Several years ago my family and I, while on Renewal Leave, had the opportunity to visit Wittenburg in Germany, the town where Martin Luther nailed the infamous 95 Theses to the Castle Church Doors. I enjoyed the visit very much, though my family could hardly wait to leave! No one could have imagined what Luther's actions would unleash, let alone fathom the direction the Reformation would take.
Last week Billy Abraham shared a more modest five theses about the future of the United Methodist Church with clergy in Raleigh, North Carolina in an address entitled: "At Full Liberty in the Flight from the Wrath to Come: A Practical Platform for United Methodists."
As the title suggests, the Theses point to a "practical platform" that speak to United Methodist self-understanding and hope of renewal. Persons familiar with Abraham's Canonical Theism Project will find more food for thought here. Each of the Theses have positive and negative consequences.
Thesis One: United Methodism belongs historically in a third incarnation of primitive or early or ancient Christianity that is genuinely different from both its Catholic and Protestant siblings and that deserves a fresh and full implementation in our own day and age.
Translation: We should stop thinking of the United Methodist Church as an une eglise manque, or, in the words of Albert Outler, as an ecclesiastical crock. Stop apologizing for being United Methodists!
Thesis Two: Clarity about the mission of making disciples is an essential first-step in the ordering of the life of the United Methodist Church as quickly as is humanly possible.
Translation: Quit the "messiah complex" about the transforming the world and keep the mission of the church short and succint: Our mission is to make disciples of Jesus Christ.

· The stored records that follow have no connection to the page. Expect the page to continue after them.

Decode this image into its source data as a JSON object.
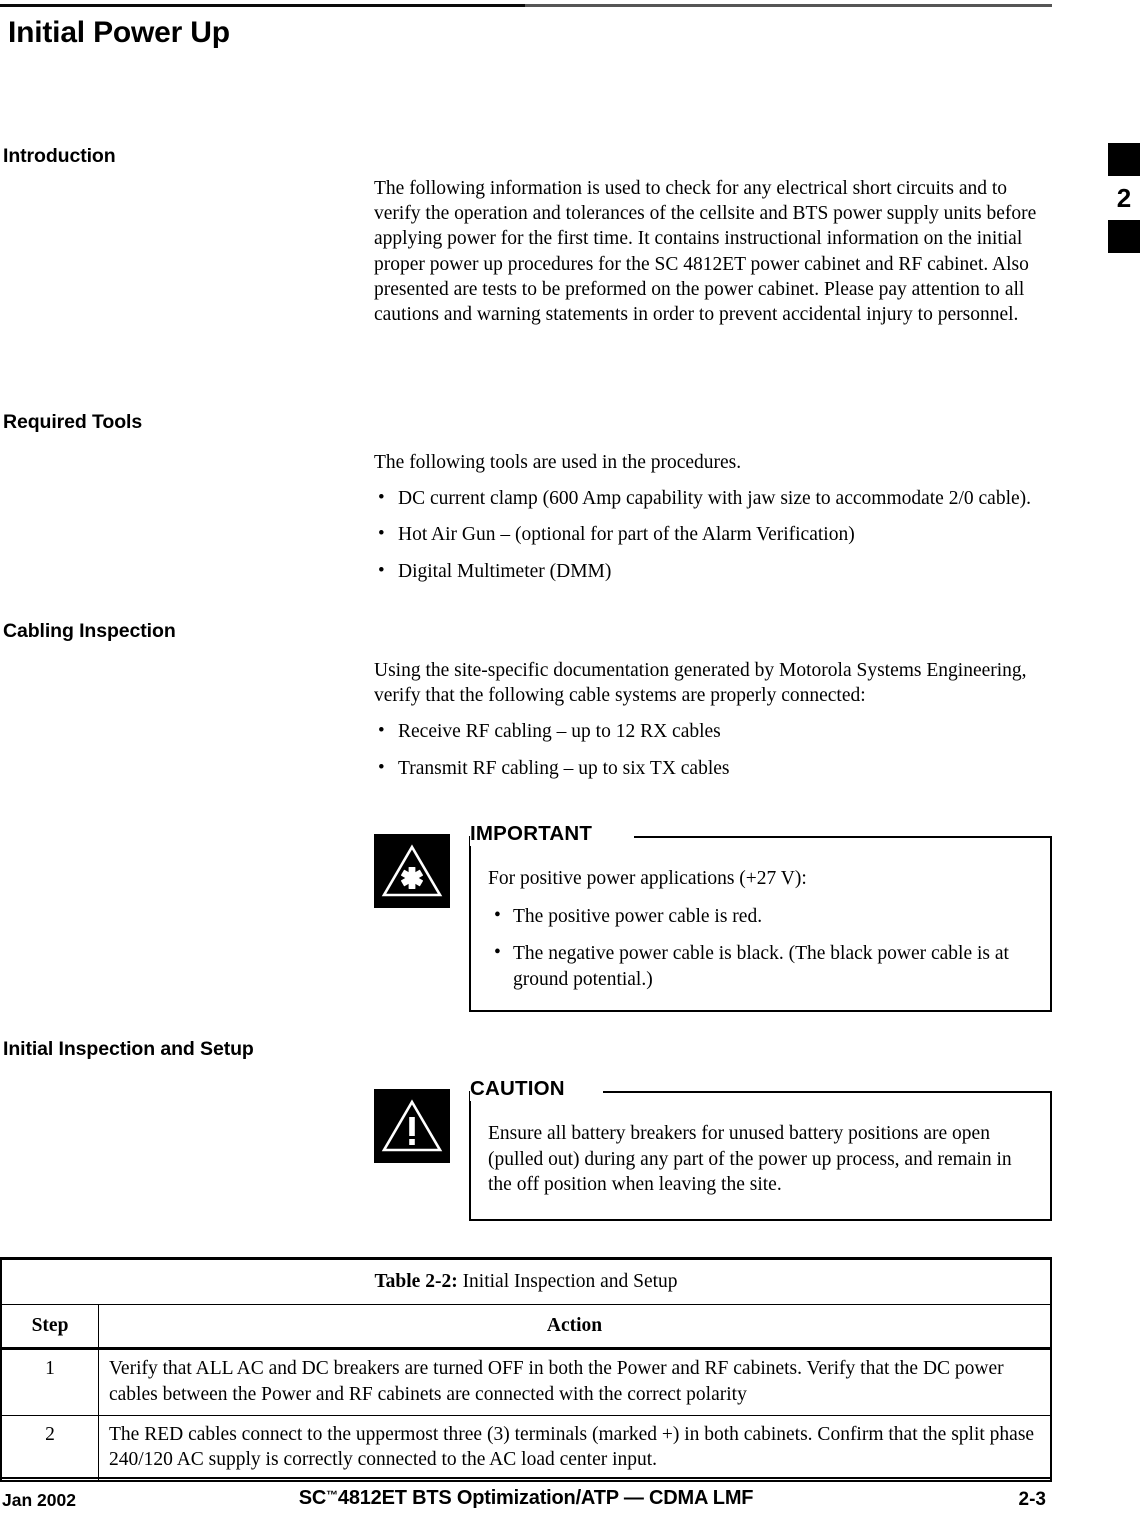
{
  "chapter_tab": {
    "number": "2"
  },
  "page_title": "Initial Power Up",
  "sections": [
    {
      "heading": "Introduction",
      "paragraph": "The following information is used to check for any electrical short circuits and to verify the operation and tolerances of the cellsite and BTS power supply units before applying power for the first time. It contains instructional information on the initial proper power up procedures for the SC 4812ET power cabinet and RF cabinet. Also presented are tests to be preformed on the power cabinet. Please pay attention to all cautions and warning statements in order to prevent accidental injury to personnel."
    },
    {
      "heading": "Required Tools",
      "paragraph": "The following tools are used in the procedures.",
      "bullets": [
        "DC current clamp (600 Amp capability with jaw size to accommodate 2/0 cable).",
        "Hot Air Gun – (optional for part of the Alarm Verification)",
        "Digital Multimeter (DMM)"
      ]
    },
    {
      "heading": "Cabling Inspection",
      "paragraph": "Using the site-specific documentation generated by Motorola Systems Engineering, verify that the following cable systems are properly connected:",
      "bullets": [
        "Receive RF cabling – up to 12 RX cables",
        "Transmit RF cabling – up to six TX cables"
      ]
    },
    {
      "heading": "Initial Inspection and Setup"
    }
  ],
  "important_callout": {
    "label": "IMPORTANT",
    "icon": "asterisk-triangle-icon",
    "paragraph": "For positive power applications (+27 V):",
    "bullets": [
      "The positive power cable is red.",
      "The negative power cable is black. (The black power cable is at ground potential.)"
    ]
  },
  "caution_callout": {
    "label": "CAUTION",
    "icon": "warning-triangle-icon",
    "paragraph": "Ensure all battery breakers for unused battery positions are open (pulled out) during any part of the power up process, and remain in the off position when leaving the site."
  },
  "table": {
    "caption_label": "Table 2-2:",
    "caption_text": " Initial Inspection and Setup",
    "columns": [
      "Step",
      "Action"
    ],
    "rows": [
      {
        "step": "1",
        "action": "Verify that ALL AC and DC breakers are turned OFF in both the Power and RF cabinets. Verify that the DC power cables between the Power and RF cabinets are connected with the correct polarity"
      },
      {
        "step": "2",
        "action": "The RED cables  connect to the uppermost three (3) terminals (marked +) in both cabinets. Confirm that the split phase 240/120 AC supply is correctly connected to the AC load center input."
      }
    ]
  },
  "footer": {
    "date": "Jan 2002",
    "title_pre": "SC",
    "title_tm": "™",
    "title_post": "4812ET BTS Optimization/ATP — CDMA LMF",
    "page_number": "2-3"
  }
}
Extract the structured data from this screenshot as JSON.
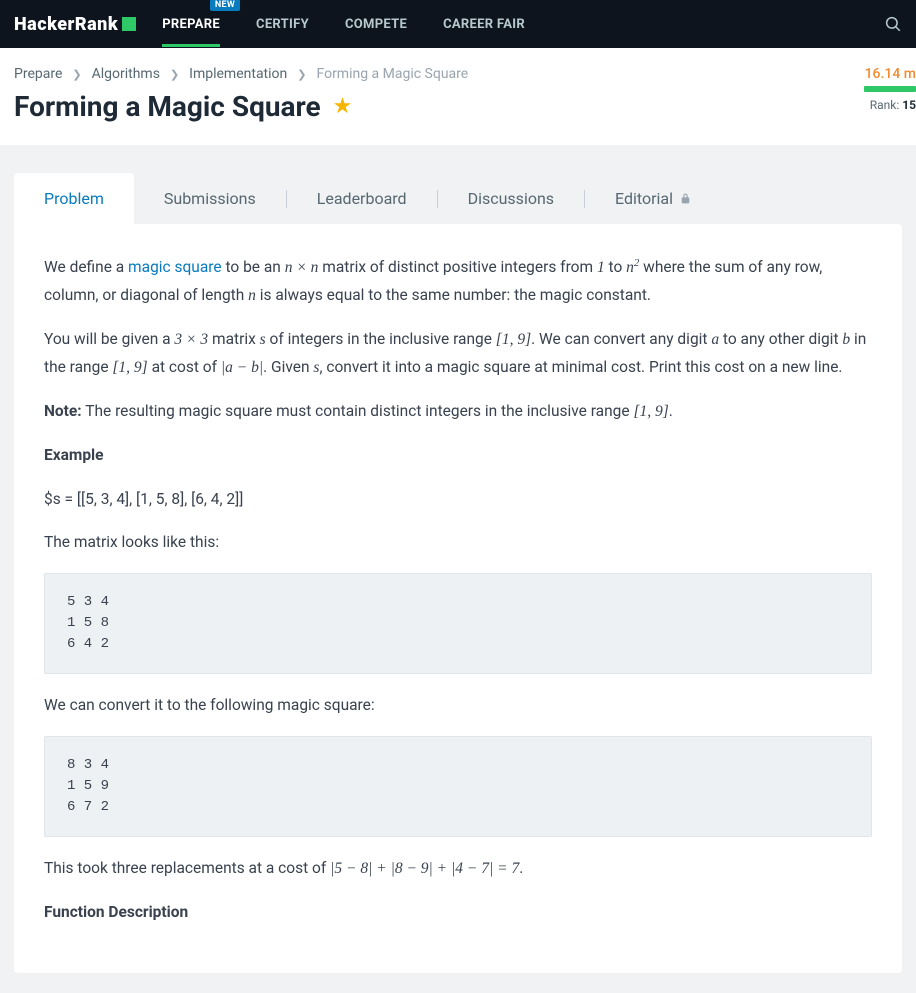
{
  "header": {
    "logo": "HackerRank",
    "nav": [
      {
        "label": "PREPARE",
        "active": true,
        "badge": "NEW"
      },
      {
        "label": "CERTIFY",
        "active": false
      },
      {
        "label": "COMPETE",
        "active": false
      },
      {
        "label": "CAREER FAIR",
        "active": false
      }
    ]
  },
  "breadcrumb": {
    "items": [
      "Prepare",
      "Algorithms",
      "Implementation"
    ],
    "current": "Forming a Magic Square"
  },
  "page": {
    "title": "Forming a Magic Square",
    "rank_progress": "16.14 m",
    "rank_label": "Rank:",
    "rank_value": "15"
  },
  "tabs": [
    "Problem",
    "Submissions",
    "Leaderboard",
    "Discussions",
    "Editorial"
  ],
  "problem": {
    "p1_a": "We define a ",
    "p1_link": "magic square",
    "p1_b": " to be an ",
    "p1_m1": "n × n",
    "p1_c": " matrix of distinct positive integers from ",
    "p1_m2": "1",
    "p1_d": " to ",
    "p1_m3_base": "n",
    "p1_m3_sup": "2",
    "p1_e": " where the sum of any row, column, or diagonal of length ",
    "p1_m4": "n",
    "p1_f": " is always equal to the same number: the magic constant.",
    "p2_a": "You will be given a ",
    "p2_m1": "3 × 3",
    "p2_b": " matrix ",
    "p2_m2": "s",
    "p2_c": " of integers in the inclusive range ",
    "p2_m3": "[1, 9]",
    "p2_d": ". We can convert any digit ",
    "p2_m4": "a",
    "p2_e": " to any other digit ",
    "p2_m5": "b",
    "p2_f": " in the range ",
    "p2_m6": "[1, 9]",
    "p2_g": " at cost of ",
    "p2_m7": "|a − b|",
    "p2_h": ". Given ",
    "p2_m8": "s",
    "p2_i": ", convert it into a magic square at minimal cost. Print this cost on a new line.",
    "note_label": "Note:",
    "note_text": " The resulting magic square must contain distinct integers in the inclusive range ",
    "note_m": "[1, 9]",
    "note_end": ".",
    "example_label": "Example",
    "example_s": "$s = [[5, 3, 4], [1, 5, 8], [6, 4, 2]]",
    "matrix_intro": "The matrix looks like this:",
    "matrix1": "5 3 4\n1 5 8\n6 4 2",
    "convert_intro": "We can convert it to the following magic square:",
    "matrix2": "8 3 4\n1 5 9\n6 7 2",
    "cost_a": "This took three replacements at a cost of ",
    "cost_m": "|5 − 8| + |8 − 9| + |4 − 7| = 7",
    "cost_b": ".",
    "func_desc": "Function Description"
  }
}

Period!
Thesis Three: The United Methodist Church should take the next twelve years and figure out how to actually make robust disciples of Jesus Christ.
Translation: Figure out what it means to be a disciple of Christ and explore common efforts to provide solid catechesis and spiritual formation.
Thesis Four: United Methodists should immerse themselves afresh without apology in the actual canonical faith of the church bequeathed to us in the canonical treasures of Methodism.
Translation: Revisit the rich canonical heritage of the people called Methodists and search for the best ways to shape the mission of the church.
Thesis Five: Whatever happens in the wider church it is our responsibility and privilege as leaders and members to do all we can personally to implement the modest mandates of the preceding Theses in our own lives and ministries.
Translation: Stop waiting around for others to fix the church and get on with the work at hand wherever we are.
Never one to back away from deeper convesation, Professor Abraham always seems to find way of prompting and provoking. Hopefully, in the days ahead, his five Theses will spark further reflection and discussion, if not action.